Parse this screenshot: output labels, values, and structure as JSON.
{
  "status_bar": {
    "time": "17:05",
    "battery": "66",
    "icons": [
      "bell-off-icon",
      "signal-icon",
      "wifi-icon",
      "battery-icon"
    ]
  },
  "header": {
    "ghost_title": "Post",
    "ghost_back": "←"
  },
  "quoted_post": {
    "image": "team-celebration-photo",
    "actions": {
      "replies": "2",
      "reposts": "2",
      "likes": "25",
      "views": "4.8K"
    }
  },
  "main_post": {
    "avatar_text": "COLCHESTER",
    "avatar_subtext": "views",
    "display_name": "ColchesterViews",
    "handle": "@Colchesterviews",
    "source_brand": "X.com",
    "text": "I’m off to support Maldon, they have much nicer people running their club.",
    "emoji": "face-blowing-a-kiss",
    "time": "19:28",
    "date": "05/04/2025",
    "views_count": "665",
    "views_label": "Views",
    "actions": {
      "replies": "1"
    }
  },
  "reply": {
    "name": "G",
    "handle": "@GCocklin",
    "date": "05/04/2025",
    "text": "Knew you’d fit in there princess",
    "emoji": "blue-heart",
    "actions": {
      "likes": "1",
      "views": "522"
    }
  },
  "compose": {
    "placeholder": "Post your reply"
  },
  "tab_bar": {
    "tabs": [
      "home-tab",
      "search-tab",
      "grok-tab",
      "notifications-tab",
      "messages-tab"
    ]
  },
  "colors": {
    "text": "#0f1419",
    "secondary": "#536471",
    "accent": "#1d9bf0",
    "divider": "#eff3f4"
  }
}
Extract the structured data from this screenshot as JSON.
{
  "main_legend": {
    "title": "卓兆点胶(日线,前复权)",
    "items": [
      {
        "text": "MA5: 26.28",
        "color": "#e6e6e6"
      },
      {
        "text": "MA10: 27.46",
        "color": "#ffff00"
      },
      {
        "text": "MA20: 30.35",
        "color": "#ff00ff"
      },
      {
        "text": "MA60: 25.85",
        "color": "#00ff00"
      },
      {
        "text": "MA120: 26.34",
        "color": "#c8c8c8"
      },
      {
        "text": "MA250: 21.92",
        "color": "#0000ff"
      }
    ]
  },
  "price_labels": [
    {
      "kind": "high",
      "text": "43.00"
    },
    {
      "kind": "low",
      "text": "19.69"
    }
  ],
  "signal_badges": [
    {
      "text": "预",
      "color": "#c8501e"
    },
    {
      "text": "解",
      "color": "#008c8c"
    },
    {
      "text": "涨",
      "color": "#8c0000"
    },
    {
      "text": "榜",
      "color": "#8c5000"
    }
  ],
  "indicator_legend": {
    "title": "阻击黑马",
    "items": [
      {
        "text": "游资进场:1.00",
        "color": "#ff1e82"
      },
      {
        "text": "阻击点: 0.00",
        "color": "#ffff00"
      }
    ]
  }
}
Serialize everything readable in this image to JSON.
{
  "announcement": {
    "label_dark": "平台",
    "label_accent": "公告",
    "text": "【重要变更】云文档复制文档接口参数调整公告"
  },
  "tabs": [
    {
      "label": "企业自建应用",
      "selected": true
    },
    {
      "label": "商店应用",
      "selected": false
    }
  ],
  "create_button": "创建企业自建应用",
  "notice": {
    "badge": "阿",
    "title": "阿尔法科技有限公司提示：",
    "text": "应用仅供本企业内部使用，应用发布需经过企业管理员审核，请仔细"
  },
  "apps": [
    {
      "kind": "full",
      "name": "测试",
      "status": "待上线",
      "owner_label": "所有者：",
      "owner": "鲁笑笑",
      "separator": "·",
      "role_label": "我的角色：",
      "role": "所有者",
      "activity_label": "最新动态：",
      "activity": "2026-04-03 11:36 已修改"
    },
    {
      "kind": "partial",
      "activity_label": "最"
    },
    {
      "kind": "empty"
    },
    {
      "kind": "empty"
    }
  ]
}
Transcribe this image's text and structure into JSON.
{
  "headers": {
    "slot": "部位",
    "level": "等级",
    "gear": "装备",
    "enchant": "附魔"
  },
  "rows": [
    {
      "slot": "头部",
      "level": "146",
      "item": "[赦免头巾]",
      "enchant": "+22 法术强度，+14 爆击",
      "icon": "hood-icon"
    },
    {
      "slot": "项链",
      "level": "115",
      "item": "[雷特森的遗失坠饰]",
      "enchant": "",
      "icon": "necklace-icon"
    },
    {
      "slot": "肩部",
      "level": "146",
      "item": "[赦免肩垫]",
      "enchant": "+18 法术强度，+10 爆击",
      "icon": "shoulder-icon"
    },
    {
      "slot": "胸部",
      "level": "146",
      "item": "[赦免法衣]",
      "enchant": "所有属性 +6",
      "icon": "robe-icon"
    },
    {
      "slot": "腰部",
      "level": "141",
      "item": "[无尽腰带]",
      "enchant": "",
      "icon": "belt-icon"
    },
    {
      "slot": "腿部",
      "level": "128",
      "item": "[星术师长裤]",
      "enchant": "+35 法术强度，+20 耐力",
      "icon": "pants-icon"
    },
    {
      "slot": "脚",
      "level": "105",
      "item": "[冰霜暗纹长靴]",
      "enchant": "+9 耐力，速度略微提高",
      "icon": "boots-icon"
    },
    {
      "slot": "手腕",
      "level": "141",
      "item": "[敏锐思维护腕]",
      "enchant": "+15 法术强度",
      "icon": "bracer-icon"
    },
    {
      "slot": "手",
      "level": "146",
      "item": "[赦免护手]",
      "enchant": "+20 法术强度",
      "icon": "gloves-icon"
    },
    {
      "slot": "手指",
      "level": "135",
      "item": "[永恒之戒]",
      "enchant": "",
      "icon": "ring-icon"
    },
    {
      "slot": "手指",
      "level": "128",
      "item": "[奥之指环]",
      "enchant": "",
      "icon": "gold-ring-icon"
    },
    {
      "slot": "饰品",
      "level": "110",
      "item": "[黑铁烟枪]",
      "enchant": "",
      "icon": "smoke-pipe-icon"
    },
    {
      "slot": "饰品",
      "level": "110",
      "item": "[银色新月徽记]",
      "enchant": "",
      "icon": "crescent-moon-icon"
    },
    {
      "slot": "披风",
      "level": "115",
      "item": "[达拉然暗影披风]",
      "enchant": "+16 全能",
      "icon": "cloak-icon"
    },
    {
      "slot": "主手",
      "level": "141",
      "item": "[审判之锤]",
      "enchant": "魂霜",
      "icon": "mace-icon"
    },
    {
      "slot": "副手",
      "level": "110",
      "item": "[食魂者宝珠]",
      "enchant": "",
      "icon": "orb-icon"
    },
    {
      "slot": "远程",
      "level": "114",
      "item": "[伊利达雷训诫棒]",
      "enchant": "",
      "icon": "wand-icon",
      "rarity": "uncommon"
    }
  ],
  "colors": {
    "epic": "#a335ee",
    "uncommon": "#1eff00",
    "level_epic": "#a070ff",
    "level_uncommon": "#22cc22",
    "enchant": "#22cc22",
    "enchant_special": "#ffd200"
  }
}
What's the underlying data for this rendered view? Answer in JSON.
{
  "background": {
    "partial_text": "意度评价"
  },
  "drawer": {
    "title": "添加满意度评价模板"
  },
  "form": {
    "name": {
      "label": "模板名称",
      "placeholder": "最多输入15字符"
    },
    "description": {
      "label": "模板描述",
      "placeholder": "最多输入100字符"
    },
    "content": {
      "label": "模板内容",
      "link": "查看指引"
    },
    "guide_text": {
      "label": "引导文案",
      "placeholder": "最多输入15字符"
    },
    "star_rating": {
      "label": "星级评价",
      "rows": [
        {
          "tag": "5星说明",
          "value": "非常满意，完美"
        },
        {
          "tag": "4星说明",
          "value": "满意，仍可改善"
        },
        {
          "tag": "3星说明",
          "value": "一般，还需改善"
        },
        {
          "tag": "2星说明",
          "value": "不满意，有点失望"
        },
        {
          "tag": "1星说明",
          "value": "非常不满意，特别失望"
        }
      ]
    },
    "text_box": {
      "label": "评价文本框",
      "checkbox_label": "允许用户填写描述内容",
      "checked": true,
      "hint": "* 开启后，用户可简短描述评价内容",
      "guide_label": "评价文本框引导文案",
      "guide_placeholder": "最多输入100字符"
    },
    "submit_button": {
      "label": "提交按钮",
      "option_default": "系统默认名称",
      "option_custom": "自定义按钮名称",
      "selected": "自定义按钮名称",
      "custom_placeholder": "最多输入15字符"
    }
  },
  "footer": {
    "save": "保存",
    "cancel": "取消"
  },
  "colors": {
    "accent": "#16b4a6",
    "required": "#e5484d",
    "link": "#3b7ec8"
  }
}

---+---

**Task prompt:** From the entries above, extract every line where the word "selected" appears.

**Reply:**
      "selected": true
      "selected": false
      "selected": "自定义按钮名称",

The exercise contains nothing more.